= What the task requires =
Please return every line of the records that contains the word "step".

*** Opening Records supplied ***

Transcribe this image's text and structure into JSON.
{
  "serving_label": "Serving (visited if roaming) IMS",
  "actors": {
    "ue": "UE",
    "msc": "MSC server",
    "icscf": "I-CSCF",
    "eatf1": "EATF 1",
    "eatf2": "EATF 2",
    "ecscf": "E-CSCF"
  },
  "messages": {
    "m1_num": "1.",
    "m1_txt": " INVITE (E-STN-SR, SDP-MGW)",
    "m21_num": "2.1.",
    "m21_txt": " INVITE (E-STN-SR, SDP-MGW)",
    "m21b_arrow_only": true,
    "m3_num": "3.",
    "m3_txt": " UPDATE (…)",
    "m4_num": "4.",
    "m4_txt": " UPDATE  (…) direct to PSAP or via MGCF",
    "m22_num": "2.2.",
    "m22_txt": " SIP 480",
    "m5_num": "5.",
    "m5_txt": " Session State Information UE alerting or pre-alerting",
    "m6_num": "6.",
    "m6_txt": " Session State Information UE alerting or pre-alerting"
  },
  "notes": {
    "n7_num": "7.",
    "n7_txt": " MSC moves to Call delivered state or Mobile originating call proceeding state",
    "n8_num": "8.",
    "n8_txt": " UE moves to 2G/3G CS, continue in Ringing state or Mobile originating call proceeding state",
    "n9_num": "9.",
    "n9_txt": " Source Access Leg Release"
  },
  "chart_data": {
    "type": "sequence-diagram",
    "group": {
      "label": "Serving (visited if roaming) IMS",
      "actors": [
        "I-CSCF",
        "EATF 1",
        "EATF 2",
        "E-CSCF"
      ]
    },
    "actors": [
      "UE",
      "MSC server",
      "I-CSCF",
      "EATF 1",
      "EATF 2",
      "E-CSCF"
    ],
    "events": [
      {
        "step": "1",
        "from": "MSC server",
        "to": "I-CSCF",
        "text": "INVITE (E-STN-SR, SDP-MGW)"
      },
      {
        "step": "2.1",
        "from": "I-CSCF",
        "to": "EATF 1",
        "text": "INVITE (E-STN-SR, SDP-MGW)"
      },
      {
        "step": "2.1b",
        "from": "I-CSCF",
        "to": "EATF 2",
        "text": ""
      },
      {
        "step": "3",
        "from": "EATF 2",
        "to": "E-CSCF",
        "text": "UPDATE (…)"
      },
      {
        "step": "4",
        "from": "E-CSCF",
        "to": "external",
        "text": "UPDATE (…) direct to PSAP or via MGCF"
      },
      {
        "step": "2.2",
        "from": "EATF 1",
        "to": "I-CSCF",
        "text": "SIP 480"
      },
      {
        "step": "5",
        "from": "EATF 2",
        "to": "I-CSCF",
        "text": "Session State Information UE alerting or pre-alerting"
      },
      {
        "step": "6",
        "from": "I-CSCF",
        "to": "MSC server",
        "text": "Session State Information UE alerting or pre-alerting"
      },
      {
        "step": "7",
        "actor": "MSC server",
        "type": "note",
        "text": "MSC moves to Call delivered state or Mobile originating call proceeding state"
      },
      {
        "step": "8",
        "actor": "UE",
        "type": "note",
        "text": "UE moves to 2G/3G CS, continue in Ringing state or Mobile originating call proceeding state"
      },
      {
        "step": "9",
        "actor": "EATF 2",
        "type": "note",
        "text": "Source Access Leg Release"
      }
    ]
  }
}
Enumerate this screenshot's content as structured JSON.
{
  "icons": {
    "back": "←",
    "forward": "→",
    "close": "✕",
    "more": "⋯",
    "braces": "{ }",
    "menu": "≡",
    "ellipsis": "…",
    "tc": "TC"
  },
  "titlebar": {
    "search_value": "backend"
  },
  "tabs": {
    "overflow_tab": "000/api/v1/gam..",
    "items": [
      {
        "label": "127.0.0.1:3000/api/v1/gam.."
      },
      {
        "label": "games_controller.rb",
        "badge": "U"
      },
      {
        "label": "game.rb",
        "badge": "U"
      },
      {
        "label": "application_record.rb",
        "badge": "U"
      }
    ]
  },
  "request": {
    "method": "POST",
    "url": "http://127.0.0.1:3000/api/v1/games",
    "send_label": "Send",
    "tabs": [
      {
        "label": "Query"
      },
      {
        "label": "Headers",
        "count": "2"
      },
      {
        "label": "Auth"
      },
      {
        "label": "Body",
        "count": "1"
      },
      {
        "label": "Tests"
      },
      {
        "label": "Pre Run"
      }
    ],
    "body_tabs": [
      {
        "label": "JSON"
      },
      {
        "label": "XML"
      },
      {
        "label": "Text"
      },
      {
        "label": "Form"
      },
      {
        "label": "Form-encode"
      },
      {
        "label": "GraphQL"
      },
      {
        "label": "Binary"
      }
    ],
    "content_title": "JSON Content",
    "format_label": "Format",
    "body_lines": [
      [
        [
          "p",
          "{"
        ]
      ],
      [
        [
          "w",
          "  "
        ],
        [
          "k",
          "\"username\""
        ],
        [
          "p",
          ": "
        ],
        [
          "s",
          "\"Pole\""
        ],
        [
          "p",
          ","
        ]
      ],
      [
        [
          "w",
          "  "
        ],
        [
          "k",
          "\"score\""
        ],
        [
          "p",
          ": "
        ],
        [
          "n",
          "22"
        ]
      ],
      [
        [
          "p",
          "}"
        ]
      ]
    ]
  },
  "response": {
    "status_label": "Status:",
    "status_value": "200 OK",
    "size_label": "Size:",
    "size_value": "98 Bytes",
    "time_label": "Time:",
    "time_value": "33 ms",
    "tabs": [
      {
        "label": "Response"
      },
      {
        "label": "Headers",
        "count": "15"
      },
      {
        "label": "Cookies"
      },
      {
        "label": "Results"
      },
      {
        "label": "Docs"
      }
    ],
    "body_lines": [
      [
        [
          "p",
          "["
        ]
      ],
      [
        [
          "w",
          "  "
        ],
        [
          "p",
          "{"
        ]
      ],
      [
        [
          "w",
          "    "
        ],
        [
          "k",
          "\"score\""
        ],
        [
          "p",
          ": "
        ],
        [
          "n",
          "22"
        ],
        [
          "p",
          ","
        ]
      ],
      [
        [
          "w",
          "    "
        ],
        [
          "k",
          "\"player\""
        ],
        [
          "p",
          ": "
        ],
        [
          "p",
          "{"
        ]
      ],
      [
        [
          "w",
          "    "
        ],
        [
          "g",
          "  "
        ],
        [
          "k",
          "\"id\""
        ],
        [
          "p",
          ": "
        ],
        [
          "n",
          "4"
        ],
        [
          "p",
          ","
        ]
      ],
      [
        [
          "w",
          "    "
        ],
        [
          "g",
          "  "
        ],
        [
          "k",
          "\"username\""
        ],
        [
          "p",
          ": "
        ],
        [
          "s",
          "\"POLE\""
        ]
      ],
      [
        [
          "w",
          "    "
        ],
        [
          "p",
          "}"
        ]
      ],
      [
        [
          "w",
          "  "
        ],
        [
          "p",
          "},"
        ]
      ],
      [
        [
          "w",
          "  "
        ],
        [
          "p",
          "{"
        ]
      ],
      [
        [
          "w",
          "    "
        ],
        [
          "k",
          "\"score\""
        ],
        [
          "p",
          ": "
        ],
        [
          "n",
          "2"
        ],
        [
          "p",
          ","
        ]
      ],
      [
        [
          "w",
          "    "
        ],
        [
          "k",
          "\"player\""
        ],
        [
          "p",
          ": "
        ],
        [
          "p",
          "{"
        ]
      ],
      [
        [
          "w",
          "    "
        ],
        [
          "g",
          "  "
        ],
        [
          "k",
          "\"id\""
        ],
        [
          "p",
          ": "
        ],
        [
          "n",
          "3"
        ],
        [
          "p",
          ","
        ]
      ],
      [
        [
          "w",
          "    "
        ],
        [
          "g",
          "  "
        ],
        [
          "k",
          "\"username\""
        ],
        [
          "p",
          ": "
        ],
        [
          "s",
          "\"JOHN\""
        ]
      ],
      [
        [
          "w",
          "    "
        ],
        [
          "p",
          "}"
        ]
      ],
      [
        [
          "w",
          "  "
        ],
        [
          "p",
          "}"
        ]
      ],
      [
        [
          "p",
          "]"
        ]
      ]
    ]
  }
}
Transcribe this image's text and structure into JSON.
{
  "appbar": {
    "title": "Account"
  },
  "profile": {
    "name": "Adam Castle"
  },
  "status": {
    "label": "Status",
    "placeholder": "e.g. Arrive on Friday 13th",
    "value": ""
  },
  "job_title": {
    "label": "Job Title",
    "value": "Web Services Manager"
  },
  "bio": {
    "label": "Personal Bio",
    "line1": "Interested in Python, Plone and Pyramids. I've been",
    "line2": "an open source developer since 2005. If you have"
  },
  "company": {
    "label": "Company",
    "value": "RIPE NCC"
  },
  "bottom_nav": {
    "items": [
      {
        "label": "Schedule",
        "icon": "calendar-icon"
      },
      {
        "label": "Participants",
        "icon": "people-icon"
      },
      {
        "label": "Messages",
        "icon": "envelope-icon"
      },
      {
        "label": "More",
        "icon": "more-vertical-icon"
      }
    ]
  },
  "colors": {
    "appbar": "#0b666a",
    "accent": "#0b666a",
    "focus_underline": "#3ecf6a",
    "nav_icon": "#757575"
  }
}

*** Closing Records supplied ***

= Answer to the problem =
        "step": "1",
        "step": "2.1",
        "step": "2.1b",
        "step": "3",
        "step": "4",
        "step": "2.2",
        "step": "5",
        "step": "6",
        "step": "7",
        "step": "8",
        "step": "9",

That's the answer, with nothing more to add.